Panther on loose?|Ed Malone||05/19/06 at 14:53:16|obadiah|xx|0||TWO women were thrown from their horses on the outskirts of South Brent after a big cat reportedly frightened the animals. Melanie Merchant was riding with friend Tanya Tregaskis and suffered head injuries in the fall. She was taken to Derriford Hospital, Plymouth, but her injuries were not thought to be serious. Ms Tregaskis was not thought to be injured. The incident occurred at Aish Ridge on the outskirts of the village. After the incident, police were called to the scene, as the startled horse was running free around village’s lanes. It was later caught near to the police station. According to Totnes police, the woman told officers that a large cat had frightened her horse. Big cat expert Chris Moiser said that the animal was most likely a black panther, which he believes roams in a vast area on South Dartmoor from the edge of Plympton. He added: ‘It would be irresponsible to guess without talking to the woman – but it’s possible the horses may have been spooked just by the presence of a big cat. ‘We have had a horse attacked in South Brent but that was a horse alone in a field. ‘There’s never been a horse attacked with a rider – it’s very unlikely.’ Mr Moiser, a zoologist, pointed to recent reports of cats in North Devon and said that he has logs from police showing 140 reported sightings of big cats between 1996 and 2002. Mr Moiser urged caution from residents who spot a big cat. ‘Don’t run and don’t panic,’ he said. ‘We get seven to 10 people killed by bee or wasp stings every year but we have never had anyone killed by a big cat outside a zoo.’ There have been recent reports of big cats near Kingswear and big cats were also spotted in August 2005 near Filham and California Cross.
|| Re: Panther on loose?|Ed Malone||05/19/06 at 15:06:08|obadiah|xx|0||TEN TORS TREK FLUSHED OUT MOOR'S BIG CATS, SAYS DEVON ZOOLOGIST  
More Headlines | Back to home page  
Be the first reader to comment on this story  

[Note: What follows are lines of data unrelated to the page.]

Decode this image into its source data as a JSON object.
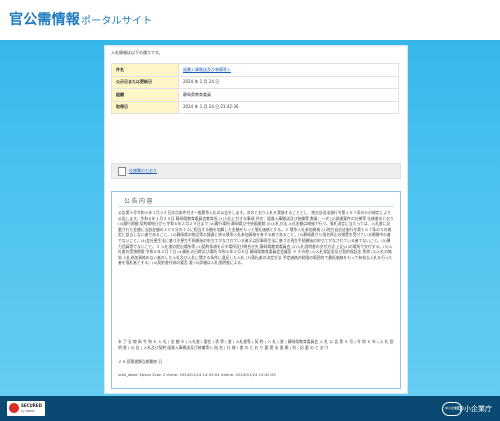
{
  "site": {
    "title_main": "官公需情報",
    "title_sub": "ポータルサイト"
  },
  "page": {
    "intro": "入札情報は以下の通りです。"
  },
  "info_rows": [
    {
      "label": "件名",
      "value": "図書入庫搬送及び装備等入",
      "link": true
    },
    {
      "label": "公示日または更新日",
      "value": "2024 年 1 月 24 日",
      "link": false
    },
    {
      "label": "組織",
      "value": "静岡県教育委員",
      "link": false
    },
    {
      "label": "取得日",
      "value": "2024 年 1 月 24 日 21:42:36",
      "link": false
    }
  ],
  "doc": {
    "link_label": "仕様書のとおり",
    "icon": "document-icon"
  },
  "notice": {
    "title": "公告内容",
    "body1": "公告第５号令和６年１月２４日次点条件付き一般競争入札の公告をします。次のとおり入札を実施することとし、地方自治法施行令第１６７条の６の規定により公告します。令和６年１月２４日 静岡県教育委員会教育長 (1)入札に付する事項 件名：図書入庫搬送及び装備等 数量：一式 (2)調達案件の仕様等 仕様書のとおり (3)履行期間 契約締結日から令和６年３月２９日まで (4)履行場所 静岡県立中央図書館 (5)入札方法 入札金額は総価で行う。落札決定に当たっては、入札書に記載された金額に当該金額の１００分の１０に相当する額を加算した金額をもって落札価格とする。２ 競争入札参加資格 (1)地方自治法施行令第１６７条の４の規定に該当しない者であること。(2)静岡県の物品等の調達に係る競争入札参加資格を有する者であること。(3)静岡県から指名停止の措置を受けている期間中の者でないこと。(4)会社更生法に基づき更生手続開始の申立てがなされている者又は民事再生法に基づき再生手続開始の申立てがなされている者でないこと。(5)暴力団員等でないこと。３ 入札書の提出場所等 (1)契約条項を示す場所及び問合せ先 静岡県教育委員会 (2)入札説明書の交付方法 上記(1)の場所で交付する。(3)入札書の受領期限 令和６年２月７日 (4)開札の日時及び場所 令和６年２月８日 静岡県教育委員会会議室 ４ その他 (1)入札保証金及び契約保証金 免除 (2)入札の無効 入札参加資格のない者のした入札及び入札に関する条件に違反した入札 (3)落札者の決定方法 予定価格の制限の範囲内で最低価格をもって有効な入札を行った者を落札者とする。(4)契約書作成の要否 要 (5)詳細は入札説明書による。",
    "body2": "本 了 全 線 新 令 和 ６ 入 札 ( 金 額 ￥ ) 入札書 ( 委任 ) 状 等 ( 書 ) 入札書等 ( 契 約 ) 入 札 ( 書 ) 静岡県教育委員会 入 札 公 告 第 ５ 号 ( 令 和 ６ 年 ) 入 札 説 明 書 ( 公 告 ) 入札及び契約 図書入庫搬送及び装備等入 指 名 ( 仕 様 ) 書 の と お り 要 提 出 書 類 ( 別 ) 記 載 の と お り",
    "body3": "２ 8 見積書類当期最終 日",
    "meta": "scdt_label: Epson Scan 2 ctime: 2024/01/24 14:35:04 mtime: 2024/01/24 15:42:55"
  },
  "footer": {
    "badge_title": "SECURED",
    "badge_sub": "by SPINS",
    "agency_logo": "中小企業庁",
    "agency_name": "中小企業庁"
  }
}
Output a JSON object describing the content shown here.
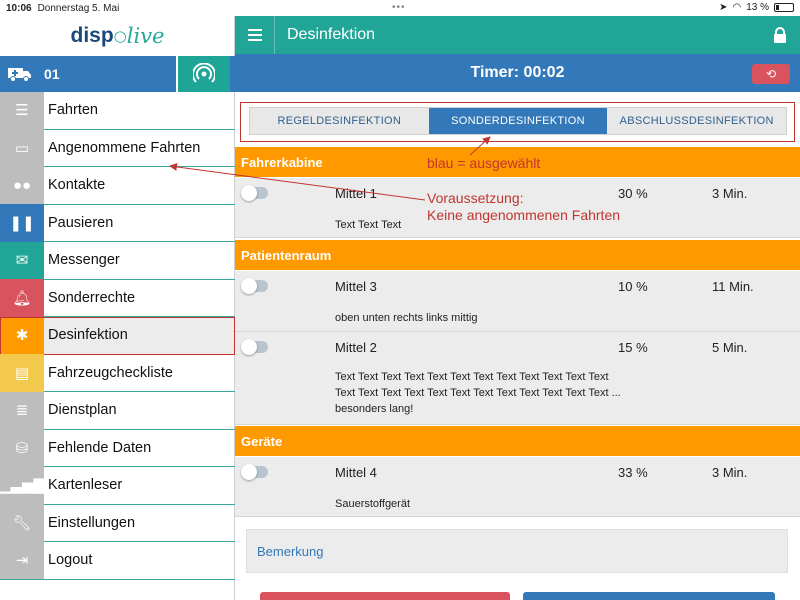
{
  "statusbar": {
    "time": "10:06",
    "date": "Donnerstag 5. Mai",
    "dots": "•••",
    "battery": "13 %"
  },
  "sidebar": {
    "logo_part1": "disp",
    "logo_part2": "live",
    "vehicle_number": "01",
    "items": [
      {
        "label": "Fahrten",
        "icon": "list-check-icon",
        "color": "#bdbdbd"
      },
      {
        "label": "Angenommene Fahrten",
        "icon": "id-card-icon",
        "color": "#bdbdbd"
      },
      {
        "label": "Kontakte",
        "icon": "users-icon",
        "color": "#bdbdbd"
      },
      {
        "label": "Pausieren",
        "icon": "pause-icon",
        "color": "#3378b8"
      },
      {
        "label": "Messenger",
        "icon": "envelope-icon",
        "color": "#21a597"
      },
      {
        "label": "Sonderrechte",
        "icon": "bell-icon",
        "color": "#d9535f"
      },
      {
        "label": "Desinfektion",
        "icon": "bug-icon",
        "color": "#ff9900"
      },
      {
        "label": "Fahrzeugcheckliste",
        "icon": "book-icon",
        "color": "#f2c94c"
      },
      {
        "label": "Dienstplan",
        "icon": "list-icon",
        "color": "#bdbdbd"
      },
      {
        "label": "Fehlende Daten",
        "icon": "database-icon",
        "color": "#bdbdbd"
      },
      {
        "label": "Kartenleser",
        "icon": "signal-bars-icon",
        "color": "#bdbdbd"
      },
      {
        "label": "Einstellungen",
        "icon": "wrench-icon",
        "color": "#bdbdbd"
      },
      {
        "label": "Logout",
        "icon": "logout-icon",
        "color": "#bdbdbd"
      }
    ]
  },
  "header": {
    "title": "Desinfektion"
  },
  "timer": {
    "text": "Timer: 00:02"
  },
  "tabs": [
    {
      "label": "REGELDESINFEKTION",
      "active": false
    },
    {
      "label": "SONDERDESINFEKTION",
      "active": true
    },
    {
      "label": "ABSCHLUSSDESINFEKTION",
      "active": false
    }
  ],
  "sections": [
    {
      "title": "Fahrerkabine",
      "items": [
        {
          "name": "Mittel 1",
          "percent": "30 %",
          "duration": "3 Min.",
          "description": "Text Text Text"
        }
      ]
    },
    {
      "title": "Patientenraum",
      "items": [
        {
          "name": "Mittel 3",
          "percent": "10 %",
          "duration": "11 Min.",
          "description": "oben unten rechts links mittig"
        },
        {
          "name": "Mittel 2",
          "percent": "15 %",
          "duration": "5 Min.",
          "description": "Text Text Text Text Text Text Text Text Text Text Text Text Text Text Text Text Text Text Text Text Text Text Text Text ... besonders lang!"
        }
      ]
    },
    {
      "title": "Geräte",
      "items": [
        {
          "name": "Mittel 4",
          "percent": "33 %",
          "duration": "3 Min.",
          "description": "Sauerstoffgerät"
        }
      ]
    }
  ],
  "remark": {
    "label": "Bemerkung"
  },
  "annotations": {
    "selected_note": "blau = ausgewählt",
    "precondition_line1": "Voraussetzung:",
    "precondition_line2": "Keine angenommenen Fahrten"
  }
}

11:40 - 19 May 2006  
The Ten Tors trek across Dartmoor was responsible for flushing out big cats which have terrified Devon residents, according to expert Chris Moiser.

Mr Moiser, a zoologist currently involved in a year-long study entitled Big Cats In Britain, has placed posters around the moor appealing for information after sightings in South Molton and Okehampton.

The author of three books about exotic cats living in the Westcountry, Mr Moiser said he believes activity around the Ten Tors trek last weekend would have scared the cats into the open. Around 2,500 youngsters took part in the two-day event.

"When you have thousands of kids on the moor, lighting smelly campfires and putting up tents, you are going to get large movements of wildlife," he said.

"We know that there are a lot of deer movements at this time and any large cats wouldn't hang around."

Mr Moiser, from Plymouth, thinks the cat that spooked horses ridden by Tanya Tregaskis and friend Melanie Marchant near South Brent at around noon on Monday could have been the same one seen by the Neville family in Okehampton the previous Friday, despite conflicting reports about the animal's colour.

He has since travelled the area between the two sightings and said it was perfect big cat terrain.

"As soon as I saw it, I knew there was a real possibility the cat could have travelled across this land," he said.

"It was exactly what they like: small fields, lots of hedgerows and undergrowth and lots of hills."

Miss Marchant needed hospital treatment for a cut to her head after she and Miss Tregaskis were thrown from their saddles when their horses were startled.

Miss Tregaskis described the animal as the height of a golden retriever but longer than a dog.

"It was beige in colour, with a round face and a tail which turned up at the end," she said.

The horses fled and were later found three miles away at South Brent police station.

Mr Moiser, a former Plymouth University lecturer, said the animal was likely to be either a lynx or leopard, several of which were released from captivity after laws banning people from keeping them as pets came into force in 1976.

The earlier sighting was on Friday at Okehampton, close to the site of the Ten Tors base camp, which was being set up at the time.

Sisters Katie and Sarah Neville, aged 10 and nine, respectively, and their friend Alex Arthurs, nine, were playing on wasteland at the end of their road. The area is a maze of trees and shrubs with footpaths winding through it. They ran to get Alex's mother after hearing growling from a bush.

When they returned, there was a large dark- coloured cat running off into the bushes.

Sarah said: "It was about the size of a German Shepherd. I was terrified."

Mr Moiser wants to hear from anyone who has spotted big cats. He can be contacted on 07751 363198.
||05/19/06 at 15:06:31|obadiah